(Source records)
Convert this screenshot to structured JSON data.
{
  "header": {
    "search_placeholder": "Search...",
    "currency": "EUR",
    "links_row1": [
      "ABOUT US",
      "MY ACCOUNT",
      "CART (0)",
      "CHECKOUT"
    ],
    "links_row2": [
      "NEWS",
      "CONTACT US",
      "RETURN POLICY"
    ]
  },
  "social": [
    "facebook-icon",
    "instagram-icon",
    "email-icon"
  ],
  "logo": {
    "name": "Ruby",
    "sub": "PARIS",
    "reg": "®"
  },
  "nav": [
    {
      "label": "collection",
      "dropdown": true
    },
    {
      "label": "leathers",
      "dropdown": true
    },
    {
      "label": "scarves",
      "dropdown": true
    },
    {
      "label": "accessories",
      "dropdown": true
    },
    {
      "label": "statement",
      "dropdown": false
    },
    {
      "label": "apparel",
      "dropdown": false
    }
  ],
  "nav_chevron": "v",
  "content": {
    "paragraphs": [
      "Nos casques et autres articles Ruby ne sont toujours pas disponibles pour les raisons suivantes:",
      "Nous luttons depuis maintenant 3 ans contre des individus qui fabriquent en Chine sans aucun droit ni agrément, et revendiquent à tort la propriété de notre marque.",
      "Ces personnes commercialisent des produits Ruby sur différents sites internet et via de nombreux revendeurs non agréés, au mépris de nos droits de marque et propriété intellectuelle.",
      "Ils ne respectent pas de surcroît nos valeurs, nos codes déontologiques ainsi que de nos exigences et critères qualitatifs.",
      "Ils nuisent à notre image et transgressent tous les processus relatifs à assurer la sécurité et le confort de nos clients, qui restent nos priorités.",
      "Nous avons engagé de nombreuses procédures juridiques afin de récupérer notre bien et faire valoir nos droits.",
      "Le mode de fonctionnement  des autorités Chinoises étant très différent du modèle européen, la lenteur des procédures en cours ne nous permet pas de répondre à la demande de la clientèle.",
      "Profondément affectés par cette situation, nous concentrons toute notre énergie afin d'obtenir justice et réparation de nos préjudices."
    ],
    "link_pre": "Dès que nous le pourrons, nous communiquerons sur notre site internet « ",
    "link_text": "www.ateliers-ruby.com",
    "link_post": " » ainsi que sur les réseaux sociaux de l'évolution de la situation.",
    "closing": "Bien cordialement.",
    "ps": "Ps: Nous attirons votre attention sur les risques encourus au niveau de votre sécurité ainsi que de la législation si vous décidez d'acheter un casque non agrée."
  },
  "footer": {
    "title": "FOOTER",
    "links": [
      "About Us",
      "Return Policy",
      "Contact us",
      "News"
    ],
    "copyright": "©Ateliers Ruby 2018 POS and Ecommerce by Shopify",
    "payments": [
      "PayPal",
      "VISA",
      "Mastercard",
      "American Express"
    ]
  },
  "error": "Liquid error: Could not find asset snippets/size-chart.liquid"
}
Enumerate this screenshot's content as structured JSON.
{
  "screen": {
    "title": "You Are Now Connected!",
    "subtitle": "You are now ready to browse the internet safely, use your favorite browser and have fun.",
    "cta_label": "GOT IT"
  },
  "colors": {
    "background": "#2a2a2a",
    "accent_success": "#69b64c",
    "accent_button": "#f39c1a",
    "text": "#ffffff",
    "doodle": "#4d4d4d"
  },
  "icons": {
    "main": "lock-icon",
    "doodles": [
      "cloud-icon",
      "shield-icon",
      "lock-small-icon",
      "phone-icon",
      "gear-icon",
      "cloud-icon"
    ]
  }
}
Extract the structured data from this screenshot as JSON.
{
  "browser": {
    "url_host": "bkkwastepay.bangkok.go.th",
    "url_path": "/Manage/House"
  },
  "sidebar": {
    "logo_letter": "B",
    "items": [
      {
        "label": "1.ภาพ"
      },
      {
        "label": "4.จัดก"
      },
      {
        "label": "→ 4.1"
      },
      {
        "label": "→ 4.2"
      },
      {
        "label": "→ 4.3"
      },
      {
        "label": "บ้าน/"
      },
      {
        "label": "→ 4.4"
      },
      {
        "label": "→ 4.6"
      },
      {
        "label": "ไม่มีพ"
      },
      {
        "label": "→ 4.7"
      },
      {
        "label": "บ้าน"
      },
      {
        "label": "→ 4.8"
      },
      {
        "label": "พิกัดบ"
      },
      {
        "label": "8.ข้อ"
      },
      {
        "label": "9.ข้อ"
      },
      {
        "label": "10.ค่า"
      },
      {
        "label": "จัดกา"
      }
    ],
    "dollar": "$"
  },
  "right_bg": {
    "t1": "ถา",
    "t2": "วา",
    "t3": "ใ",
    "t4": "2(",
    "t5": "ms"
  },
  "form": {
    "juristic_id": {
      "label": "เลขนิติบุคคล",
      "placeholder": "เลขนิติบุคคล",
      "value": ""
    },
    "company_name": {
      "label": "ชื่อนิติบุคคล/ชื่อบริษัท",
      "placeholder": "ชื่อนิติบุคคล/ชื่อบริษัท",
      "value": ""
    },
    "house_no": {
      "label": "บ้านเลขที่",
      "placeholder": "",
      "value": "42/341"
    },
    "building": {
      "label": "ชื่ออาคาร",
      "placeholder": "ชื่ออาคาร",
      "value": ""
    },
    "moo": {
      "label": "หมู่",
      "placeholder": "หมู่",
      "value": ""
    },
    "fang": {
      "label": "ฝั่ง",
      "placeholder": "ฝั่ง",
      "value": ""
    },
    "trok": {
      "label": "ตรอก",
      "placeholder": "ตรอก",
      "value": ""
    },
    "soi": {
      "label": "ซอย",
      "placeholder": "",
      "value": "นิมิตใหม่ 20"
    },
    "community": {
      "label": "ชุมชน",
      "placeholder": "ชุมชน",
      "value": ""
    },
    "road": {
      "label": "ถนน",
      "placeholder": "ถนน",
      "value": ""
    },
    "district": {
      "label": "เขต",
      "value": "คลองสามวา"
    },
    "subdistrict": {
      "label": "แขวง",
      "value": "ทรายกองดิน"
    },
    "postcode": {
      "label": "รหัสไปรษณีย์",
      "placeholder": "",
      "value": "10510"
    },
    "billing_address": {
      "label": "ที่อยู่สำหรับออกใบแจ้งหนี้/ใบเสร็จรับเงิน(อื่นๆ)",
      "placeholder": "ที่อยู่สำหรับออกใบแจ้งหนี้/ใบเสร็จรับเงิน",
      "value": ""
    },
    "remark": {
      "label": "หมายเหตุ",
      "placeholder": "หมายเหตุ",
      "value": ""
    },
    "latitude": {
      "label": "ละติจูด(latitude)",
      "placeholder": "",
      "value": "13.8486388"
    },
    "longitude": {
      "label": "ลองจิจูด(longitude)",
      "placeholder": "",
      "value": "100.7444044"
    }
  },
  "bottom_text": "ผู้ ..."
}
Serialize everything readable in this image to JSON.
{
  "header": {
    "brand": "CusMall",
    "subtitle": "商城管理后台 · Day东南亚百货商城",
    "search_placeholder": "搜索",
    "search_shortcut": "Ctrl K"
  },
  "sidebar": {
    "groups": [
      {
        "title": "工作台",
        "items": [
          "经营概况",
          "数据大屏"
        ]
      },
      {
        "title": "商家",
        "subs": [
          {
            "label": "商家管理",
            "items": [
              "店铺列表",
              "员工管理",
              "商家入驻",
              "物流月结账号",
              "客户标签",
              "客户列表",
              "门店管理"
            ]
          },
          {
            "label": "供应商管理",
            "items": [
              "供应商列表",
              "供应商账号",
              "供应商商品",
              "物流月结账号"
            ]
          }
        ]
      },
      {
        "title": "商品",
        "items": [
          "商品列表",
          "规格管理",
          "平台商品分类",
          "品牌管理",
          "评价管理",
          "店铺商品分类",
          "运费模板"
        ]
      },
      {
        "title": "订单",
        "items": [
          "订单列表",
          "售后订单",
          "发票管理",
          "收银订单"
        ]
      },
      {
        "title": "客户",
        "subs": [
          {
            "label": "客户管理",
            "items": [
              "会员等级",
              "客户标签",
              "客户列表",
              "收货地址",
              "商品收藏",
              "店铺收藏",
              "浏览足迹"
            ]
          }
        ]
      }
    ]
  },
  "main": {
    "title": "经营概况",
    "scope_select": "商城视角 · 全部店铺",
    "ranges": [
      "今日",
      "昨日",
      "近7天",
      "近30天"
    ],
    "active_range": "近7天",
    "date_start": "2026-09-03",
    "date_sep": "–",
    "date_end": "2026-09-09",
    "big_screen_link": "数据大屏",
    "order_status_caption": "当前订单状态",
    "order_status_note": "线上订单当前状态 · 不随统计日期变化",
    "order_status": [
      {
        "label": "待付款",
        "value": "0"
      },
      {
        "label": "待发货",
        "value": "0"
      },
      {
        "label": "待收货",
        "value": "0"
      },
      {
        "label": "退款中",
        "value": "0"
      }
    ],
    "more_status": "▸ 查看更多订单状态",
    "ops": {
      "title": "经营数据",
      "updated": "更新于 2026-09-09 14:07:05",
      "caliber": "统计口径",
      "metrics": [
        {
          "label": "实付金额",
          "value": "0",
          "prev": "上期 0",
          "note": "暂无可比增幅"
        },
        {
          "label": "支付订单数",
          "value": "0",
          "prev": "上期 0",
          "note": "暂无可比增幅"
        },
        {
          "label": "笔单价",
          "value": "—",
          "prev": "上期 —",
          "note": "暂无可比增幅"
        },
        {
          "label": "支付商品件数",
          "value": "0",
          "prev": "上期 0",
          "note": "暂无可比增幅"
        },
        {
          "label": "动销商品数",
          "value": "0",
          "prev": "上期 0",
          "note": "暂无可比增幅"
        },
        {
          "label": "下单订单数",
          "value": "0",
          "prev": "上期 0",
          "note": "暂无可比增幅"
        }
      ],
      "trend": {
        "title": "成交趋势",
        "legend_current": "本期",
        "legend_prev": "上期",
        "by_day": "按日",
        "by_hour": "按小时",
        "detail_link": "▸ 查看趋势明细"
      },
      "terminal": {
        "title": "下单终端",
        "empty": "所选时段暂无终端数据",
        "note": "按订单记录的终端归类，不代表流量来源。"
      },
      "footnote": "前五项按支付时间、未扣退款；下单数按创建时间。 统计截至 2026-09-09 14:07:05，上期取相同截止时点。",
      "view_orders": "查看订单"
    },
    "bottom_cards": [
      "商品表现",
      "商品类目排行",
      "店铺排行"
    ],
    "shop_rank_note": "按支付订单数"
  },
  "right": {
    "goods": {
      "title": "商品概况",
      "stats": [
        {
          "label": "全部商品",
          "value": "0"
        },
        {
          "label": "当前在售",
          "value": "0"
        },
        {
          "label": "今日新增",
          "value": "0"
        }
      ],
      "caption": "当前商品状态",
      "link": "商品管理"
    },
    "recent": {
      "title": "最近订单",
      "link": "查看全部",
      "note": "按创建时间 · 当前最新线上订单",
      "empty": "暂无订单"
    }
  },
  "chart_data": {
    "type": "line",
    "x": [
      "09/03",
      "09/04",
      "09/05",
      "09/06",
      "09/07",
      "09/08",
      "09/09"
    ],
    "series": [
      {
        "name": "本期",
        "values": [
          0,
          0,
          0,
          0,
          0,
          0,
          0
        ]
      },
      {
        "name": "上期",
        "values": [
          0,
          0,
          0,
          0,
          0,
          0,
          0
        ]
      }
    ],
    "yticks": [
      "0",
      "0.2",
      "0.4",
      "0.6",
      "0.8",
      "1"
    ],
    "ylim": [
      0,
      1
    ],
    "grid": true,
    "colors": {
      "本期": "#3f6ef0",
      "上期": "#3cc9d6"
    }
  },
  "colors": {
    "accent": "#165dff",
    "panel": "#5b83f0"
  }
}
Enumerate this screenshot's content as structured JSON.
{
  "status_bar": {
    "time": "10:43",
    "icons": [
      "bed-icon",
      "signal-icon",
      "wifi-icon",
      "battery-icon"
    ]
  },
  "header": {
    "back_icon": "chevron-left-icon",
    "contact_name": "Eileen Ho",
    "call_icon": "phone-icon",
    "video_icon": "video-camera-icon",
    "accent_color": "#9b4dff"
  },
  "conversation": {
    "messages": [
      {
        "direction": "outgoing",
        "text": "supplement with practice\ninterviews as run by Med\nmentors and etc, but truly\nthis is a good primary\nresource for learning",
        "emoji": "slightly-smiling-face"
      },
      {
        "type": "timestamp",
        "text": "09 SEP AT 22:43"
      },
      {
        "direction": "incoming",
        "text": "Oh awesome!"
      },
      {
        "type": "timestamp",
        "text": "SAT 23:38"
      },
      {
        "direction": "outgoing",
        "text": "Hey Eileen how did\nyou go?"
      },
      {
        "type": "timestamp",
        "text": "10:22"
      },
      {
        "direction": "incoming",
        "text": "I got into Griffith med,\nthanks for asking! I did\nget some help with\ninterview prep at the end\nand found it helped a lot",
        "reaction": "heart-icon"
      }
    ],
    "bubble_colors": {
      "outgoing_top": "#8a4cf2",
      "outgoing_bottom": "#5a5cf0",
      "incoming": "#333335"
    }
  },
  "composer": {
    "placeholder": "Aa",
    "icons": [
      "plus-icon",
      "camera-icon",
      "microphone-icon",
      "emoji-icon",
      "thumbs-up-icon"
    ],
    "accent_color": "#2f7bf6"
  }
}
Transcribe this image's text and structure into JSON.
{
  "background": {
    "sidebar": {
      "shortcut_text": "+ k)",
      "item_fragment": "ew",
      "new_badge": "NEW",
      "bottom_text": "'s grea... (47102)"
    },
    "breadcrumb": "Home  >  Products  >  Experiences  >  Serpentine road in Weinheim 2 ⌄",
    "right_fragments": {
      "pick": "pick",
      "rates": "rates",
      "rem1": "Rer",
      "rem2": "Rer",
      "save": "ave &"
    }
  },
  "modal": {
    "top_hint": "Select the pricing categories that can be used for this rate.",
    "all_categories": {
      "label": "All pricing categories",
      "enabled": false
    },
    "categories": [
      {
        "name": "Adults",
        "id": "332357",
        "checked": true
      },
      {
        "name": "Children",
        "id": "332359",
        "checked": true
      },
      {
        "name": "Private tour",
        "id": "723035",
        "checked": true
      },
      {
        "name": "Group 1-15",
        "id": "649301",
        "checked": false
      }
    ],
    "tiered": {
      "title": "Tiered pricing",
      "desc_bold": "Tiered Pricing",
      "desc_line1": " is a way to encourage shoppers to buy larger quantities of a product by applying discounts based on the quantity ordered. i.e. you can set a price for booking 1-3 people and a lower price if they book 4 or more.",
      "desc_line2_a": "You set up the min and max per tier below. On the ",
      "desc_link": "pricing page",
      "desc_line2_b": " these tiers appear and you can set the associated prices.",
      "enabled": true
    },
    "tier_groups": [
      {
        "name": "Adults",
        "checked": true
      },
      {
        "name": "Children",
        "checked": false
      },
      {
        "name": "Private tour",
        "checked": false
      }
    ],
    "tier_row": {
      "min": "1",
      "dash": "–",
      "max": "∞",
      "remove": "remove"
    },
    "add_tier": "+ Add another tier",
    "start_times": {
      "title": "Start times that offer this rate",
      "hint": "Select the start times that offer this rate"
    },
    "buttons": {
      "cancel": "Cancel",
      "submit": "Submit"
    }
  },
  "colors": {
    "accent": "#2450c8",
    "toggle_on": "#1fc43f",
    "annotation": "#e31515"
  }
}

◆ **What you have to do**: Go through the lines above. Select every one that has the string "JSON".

◆ **Response to this exercise**:
Convert this screenshot to structured JSON data.
Enumerate this screenshot's content as structured JSON.
Extract the structured data from this screenshot as JSON.
Serialize everything readable in this image to JSON.
Enumerate this screenshot's content as structured JSON.
Transcribe this image's text and structure into JSON.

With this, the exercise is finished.